CW Editorial Board

During the months leading up to the midterm election last week, information on how to get registered to vote and what to bring to your polling place on election day dominated our Twitter feeds and email inboxes. Chances are, whether you heard it from your best friend or from Taylor Swift, someone in your life emphasized the importance of exercising your right to vote on Nov. 6.

Despite nationwide efforts encouraging political participation among groups with historically lower voter turnout, like minorities and young people, not everyone’s voice was heard on election day. One contributing factor may have been inconsistent voting laws.

Since voting laws are created by the states, where you live within the U.S. dictates how easy it is for you to cast your vote. For example, you can vote early in Illinois, but not in Alabama. In Florida, you can cast an absentee ballot without providing justification, but in Alabama, you have to provide the absentee election manager with an excuse that precludes you from voting at your regular polling place on election day. Requiring justification for absentee ballots is one subtle way officials in Alabama, like those in other states with strict voting laws, are able to engage in voter suppression.  

This requirement makes requesting an absentee ballot a more tedious process, and it may discourage some would-be voters from applying for a ballot. Another factor to consider is that when you give elections officials the ability to make judgement calls regarding the authenticity of an absentee ballot application, there is always the possibility of racial or political biases, whether subconscious or overt, impacting the outcome.

Given that the applicant is understandably required to provide their address and, depending on the election, their political party affiliation, it’s not hard to imagine that the absentee election manager could have their judgment clouded by their personal feelings about different political and demographic groups.

The reality is if every state in the country wrote voting laws with the intention of giving as many people as possible access to the vote, or if voting laws were national, absentee and early voting would exist in all 50 states, and the debate over whether or not we can trust an elections manager to do their job with integrity would not even exist.

National voting laws would minimize confusion among citizens about when, where and how to vote and would resultantly create a consistent and fair environment for the majority of U.S. citizens.

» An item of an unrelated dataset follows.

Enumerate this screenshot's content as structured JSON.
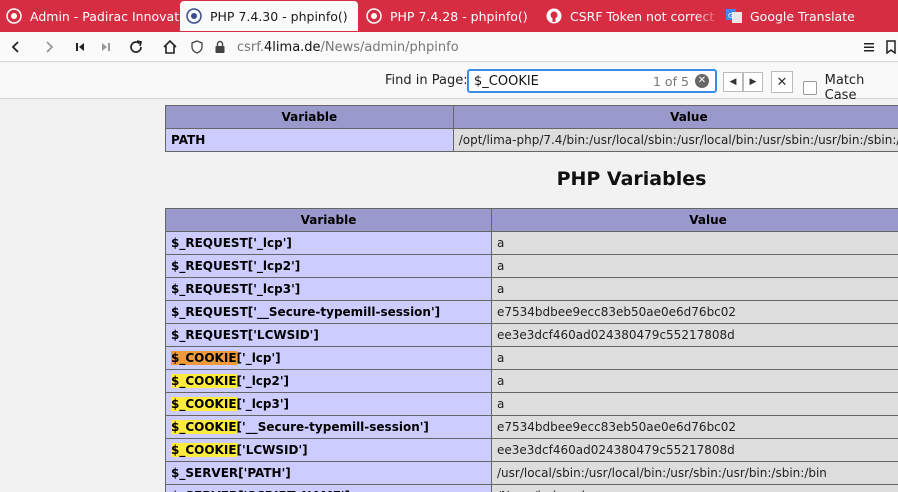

Voting should not be a stressful or complicated endeavor; it should be a process with which average citizens with average levels of political literacy and legal knowledge feel comfortable.

While apathy may have played a role in some UA students not voting, it’s also likely that confusion over how to get registered in Alabama, difficulty casting or receiving an absentee ballot at the University and feelings of confusion and frustration with current voting laws also functioned to inhibit voter turnout in the UA community.

We need national voting laws that simplify the processes of voting and registering to vote, so that more Americans feel empowered to cast their vote in every election. Where you live in he country should not be the deciding factor in whether or not you’ll be allowed to vote early or cast an absentee ballot. All Americans deserve a voting process that is straightforward and uncomplicated, and as long as we have state voting laws with varying levels of restrictiveness, this cannot be achieved.